Thank goodness it's not too late for you to get there, too. Fridays nights through the summer, CBS is running off some leftover "Due South" originals (like that June 9 winner), and also offering up some choice repeats. (But you'll have to wait until July 28 for the next one: This Friday the network is running another "The Very Best of the Ed Sullivan Show" revue and the following week a "Circus of the Stars" special. Such is summer.)
"Due South" is a show for people who think TV's too loud, too obvious and, yes, too dumb. Rarely does TV get character so subtly right as in this Paul Haggis creation--a rambling, rumbling Canadian co-production about a cantankerous Chicago cop, the misplaced upright Mountie who becomes his de facto partner, and the Mountie's deaf, lip-reading wolf.
Call it haiku TV. Little emotional glances and peculiar remarks blend with spare Canadian guitar folk-pop. (TV's coolest soundtrack features the likes of Sarah McLachlan, Loreena McKennit and Crash Test Dummies.) It all creates an enveloping mood that takes you to the very souls of people, places and happenings--with a heapin' helpin' of quirky humor to keep it deliciously off-kilter.
The buzz is building.

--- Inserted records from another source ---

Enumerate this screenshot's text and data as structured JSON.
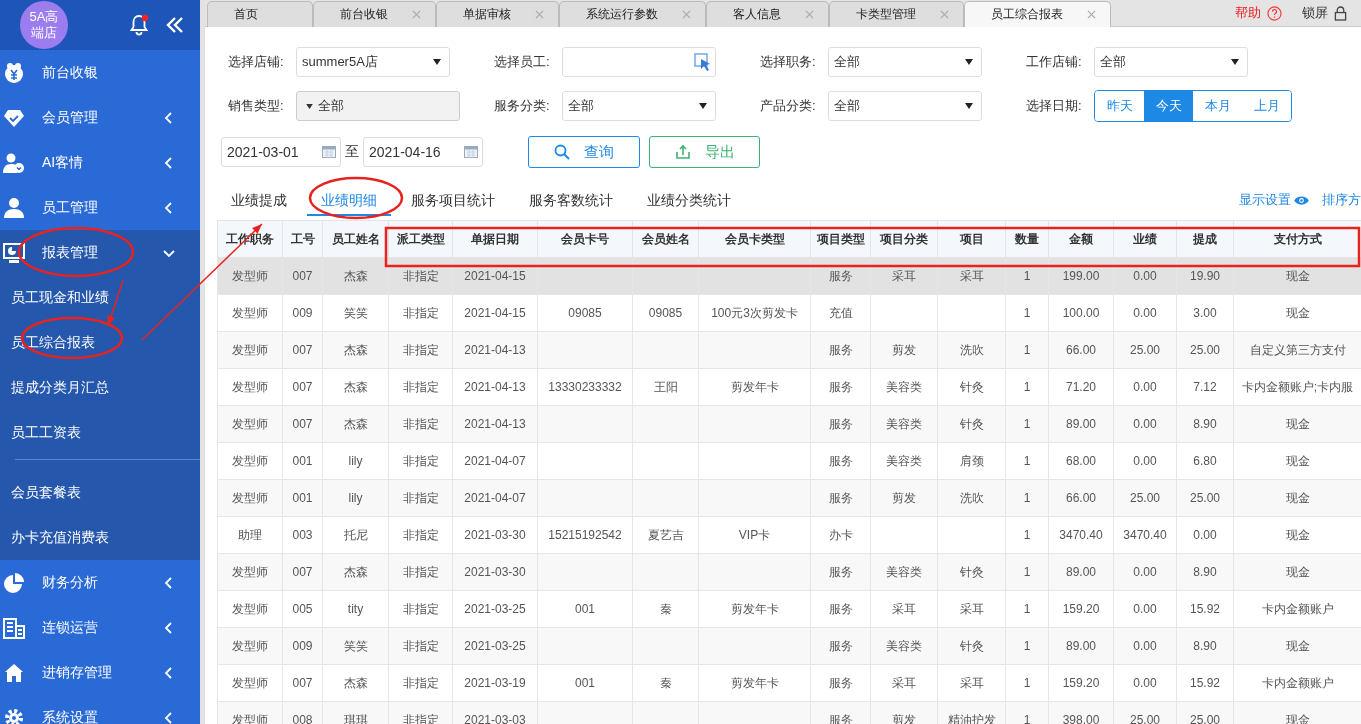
{
  "sidebar": {
    "logo_lines": [
      "5A高",
      "端店"
    ],
    "has_notification": true,
    "menu": [
      {
        "label": "前台收银",
        "kind": "money"
      },
      {
        "label": "会员管理",
        "kind": "diamond",
        "expanded": false
      },
      {
        "label": "AI客情",
        "kind": "person-heart",
        "expanded": false
      },
      {
        "label": "员工管理",
        "kind": "person",
        "expanded": false
      },
      {
        "label": "报表管理",
        "kind": "monitor",
        "expanded": true,
        "children": [
          {
            "label": "员工现金和业绩",
            "divider_after": false
          },
          {
            "label": "员工综合报表",
            "divider_after": false
          },
          {
            "label": "提成分类月汇总",
            "divider_after": false
          },
          {
            "label": "员工工资表",
            "divider_after": true
          },
          {
            "label": "会员套餐表",
            "divider_after": false
          },
          {
            "label": "办卡充值消费表",
            "divider_after": false
          }
        ]
      },
      {
        "label": "财务分析",
        "kind": "pie",
        "expanded": false
      },
      {
        "label": "连锁运营",
        "kind": "building",
        "expanded": false
      },
      {
        "label": "进销存管理",
        "kind": "house",
        "expanded": false
      },
      {
        "label": "系统设置",
        "kind": "gear",
        "expanded": false
      }
    ]
  },
  "tabs": [
    {
      "label": "首页",
      "closable": false,
      "selected": false
    },
    {
      "label": "前台收银",
      "closable": true,
      "selected": false
    },
    {
      "label": "单据审核",
      "closable": true,
      "selected": false
    },
    {
      "label": "系统运行参数",
      "closable": true,
      "selected": false
    },
    {
      "label": "客人信息",
      "closable": true,
      "selected": false
    },
    {
      "label": "卡类型管理",
      "closable": true,
      "selected": false
    },
    {
      "label": "员工综合报表",
      "closable": true,
      "selected": true
    }
  ],
  "top_links": {
    "help": "帮助",
    "lock": "锁屏"
  },
  "filters": [
    {
      "label": "选择店铺:",
      "kind": "select",
      "value": "summer5A店"
    },
    {
      "label": "选择员工:",
      "kind": "picker"
    },
    {
      "label": "选择职务:",
      "kind": "select",
      "value": "全部"
    },
    {
      "label": "工作店铺:",
      "kind": "select",
      "value": "全部"
    },
    {
      "label": "销售类型:",
      "kind": "multi",
      "value": "全部"
    },
    {
      "label": "服务分类:",
      "kind": "select",
      "value": "全部"
    },
    {
      "label": "产品分类:",
      "kind": "select",
      "value": "全部"
    },
    {
      "label": "选择日期:",
      "kind": "segments",
      "options": [
        {
          "label": "昨天",
          "selected": false
        },
        {
          "label": "今天",
          "selected": true
        },
        {
          "label": "本月",
          "selected": false
        },
        {
          "label": "上月",
          "selected": false
        }
      ]
    }
  ],
  "date_range": {
    "from": "2021-03-01",
    "separator": "至",
    "to": "2021-04-16"
  },
  "buttons": {
    "search": "查询",
    "export": "导出"
  },
  "report_tabs": [
    {
      "label": "业绩提成",
      "selected": false
    },
    {
      "label": "业绩明细",
      "selected": true
    },
    {
      "label": "服务项目统计",
      "selected": false
    },
    {
      "label": "服务客数统计",
      "selected": false
    },
    {
      "label": "业绩分类统计",
      "selected": false
    }
  ],
  "display_settings": "显示设置",
  "sort_link": "排序方",
  "table": {
    "columns": [
      "工作职务",
      "工号",
      "员工姓名",
      "派工类型",
      "单据日期",
      "会员卡号",
      "会员姓名",
      "会员卡类型",
      "项目类型",
      "项目分类",
      "项目",
      "数量",
      "金额",
      "业绩",
      "提成",
      "支付方式"
    ],
    "rows": [
      {
        "selected": true,
        "cells": [
          "发型师",
          "007",
          "杰森",
          "非指定",
          "2021-04-15",
          null,
          null,
          null,
          "服务",
          "采耳",
          "采耳",
          "1",
          "199.00",
          "0.00",
          "19.90",
          "现金"
        ]
      },
      {
        "selected": false,
        "cells": [
          "发型师",
          "009",
          "笑笑",
          "非指定",
          "2021-04-15",
          "09085",
          "09085",
          "100元3次剪发卡",
          "充值",
          null,
          null,
          "1",
          "100.00",
          "0.00",
          "3.00",
          "现金"
        ]
      },
      {
        "selected": false,
        "cells": [
          "发型师",
          "007",
          "杰森",
          "非指定",
          "2021-04-13",
          null,
          null,
          null,
          "服务",
          "剪发",
          "洗吹",
          "1",
          "66.00",
          "25.00",
          "25.00",
          "自定义第三方支付"
        ]
      },
      {
        "selected": false,
        "cells": [
          "发型师",
          "007",
          "杰森",
          "非指定",
          "2021-04-13",
          "13330233332",
          "王阳",
          "剪发年卡",
          "服务",
          "美容类",
          "针灸",
          "1",
          "71.20",
          "0.00",
          "7.12",
          "卡内金额账户;卡内服"
        ]
      },
      {
        "selected": false,
        "cells": [
          "发型师",
          "007",
          "杰森",
          "非指定",
          "2021-04-13",
          null,
          null,
          null,
          "服务",
          "美容类",
          "针灸",
          "1",
          "89.00",
          "0.00",
          "8.90",
          "现金"
        ]
      },
      {
        "selected": false,
        "cells": [
          "发型师",
          "001",
          "lily",
          "非指定",
          "2021-04-07",
          null,
          null,
          null,
          "服务",
          "美容类",
          "肩颈",
          "1",
          "68.00",
          "0.00",
          "6.80",
          "现金"
        ]
      },
      {
        "selected": false,
        "cells": [
          "发型师",
          "001",
          "lily",
          "非指定",
          "2021-04-07",
          null,
          null,
          null,
          "服务",
          "剪发",
          "洗吹",
          "1",
          "66.00",
          "25.00",
          "25.00",
          "现金"
        ]
      },
      {
        "selected": false,
        "cells": [
          "助理",
          "003",
          "托尼",
          "非指定",
          "2021-03-30",
          "15215192542",
          "夏艺吉",
          "VIP卡",
          "办卡",
          null,
          null,
          "1",
          "3470.40",
          "3470.40",
          "0.00",
          "现金"
        ]
      },
      {
        "selected": false,
        "cells": [
          "发型师",
          "007",
          "杰森",
          "非指定",
          "2021-03-30",
          null,
          null,
          null,
          "服务",
          "美容类",
          "针灸",
          "1",
          "89.00",
          "0.00",
          "8.90",
          "现金"
        ]
      },
      {
        "selected": false,
        "cells": [
          "发型师",
          "005",
          "tity",
          "非指定",
          "2021-03-25",
          "001",
          "秦",
          "剪发年卡",
          "服务",
          "采耳",
          "采耳",
          "1",
          "159.20",
          "0.00",
          "15.92",
          "卡内金额账户"
        ]
      },
      {
        "selected": false,
        "cells": [
          "发型师",
          "009",
          "笑笑",
          "非指定",
          "2021-03-25",
          null,
          null,
          null,
          "服务",
          "美容类",
          "针灸",
          "1",
          "89.00",
          "0.00",
          "8.90",
          "现金"
        ]
      },
      {
        "selected": false,
        "cells": [
          "发型师",
          "007",
          "杰森",
          "非指定",
          "2021-03-19",
          "001",
          "秦",
          "剪发年卡",
          "服务",
          "采耳",
          "采耳",
          "1",
          "159.20",
          "0.00",
          "15.92",
          "卡内金额账户"
        ]
      },
      {
        "selected": false,
        "cells": [
          "发型师",
          "008",
          "琪琪",
          "非指定",
          "2021-03-03",
          null,
          null,
          null,
          "服务",
          "剪发",
          "精油护发",
          "1",
          "398.00",
          "25.00",
          "25.00",
          "现金"
        ]
      }
    ]
  },
  "annotations": [
    {
      "kind": "ellipse"
    },
    {
      "kind": "ellipse"
    },
    {
      "kind": "ellipse"
    },
    {
      "kind": "rectangle"
    },
    {
      "kind": "arrow"
    },
    {
      "kind": "arrow"
    }
  ]
}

Go online and see how many fans have only recently discovered "Due South" and gone bonkers for it. (Airing Thursday nights earlier in the year, it was after the same smart viewer as "My So-Called Life" and "Mad About You.") Viewers for Quality Television is on board, too. This show is sly, sexy, exciting and perceptive--all those things we say TV so seldom seems to be.
Maybe it's too good, eh? Though Canada's CTV has rightly given "Due South" a second-season pickup, CBS hasn't signed on. Embarrassed because we can't match it in the States, guys? Let's hope the new Leslie Moonves regime or some other channel sees the window of opportunity here and dives in, head first, the way Fraser would--ever eager to do the right thing and save an honorable law-abider from the wolves.
"Due South" isn't the only lame duck you can still savor before the fall season hits us in the face. While lots of freshman gems will continue to shine --high-raters like "ER" and even a few Nielsen also-rans like "Party of Five"--far too many delights are disappearing come fall. Take the opportunity to catch some of the top freshmen who failed the networks' tests, even as they passed those of discerning viewers.
Last summer, we got one final shot at taping gone-too-soon series like "Bakersfield P.D." and "Against the Grain." This year, along with MTV's "My So-Called Life" repeats and straggling installments of "Madman of the People" (Saturday nights on NBC) we get second runs of a couple of other worthy weak-raters.
The most notable is "Under Suspicion," another CBS gem of compelling character and moody moviemaking lost in the network's shuffle to survive its nose-dive. Like "Due South," this cop chronicle of lone woman police detective "Phil" Phillips (unbeatable Karen Sillas) was a sharp, sophisticated study in a time slot where its obvious audience was already occupied. (Originally airing Friday nights, "Under Suspicion" found its potential fans plugged into "The X-Files.")
It's hard to believe this starkly personal drama couldn't have developed a loyal audience of demographic desirables, given half a chance. Let's prove 'em wrong by watching the repeats, Wednesday nights at 10.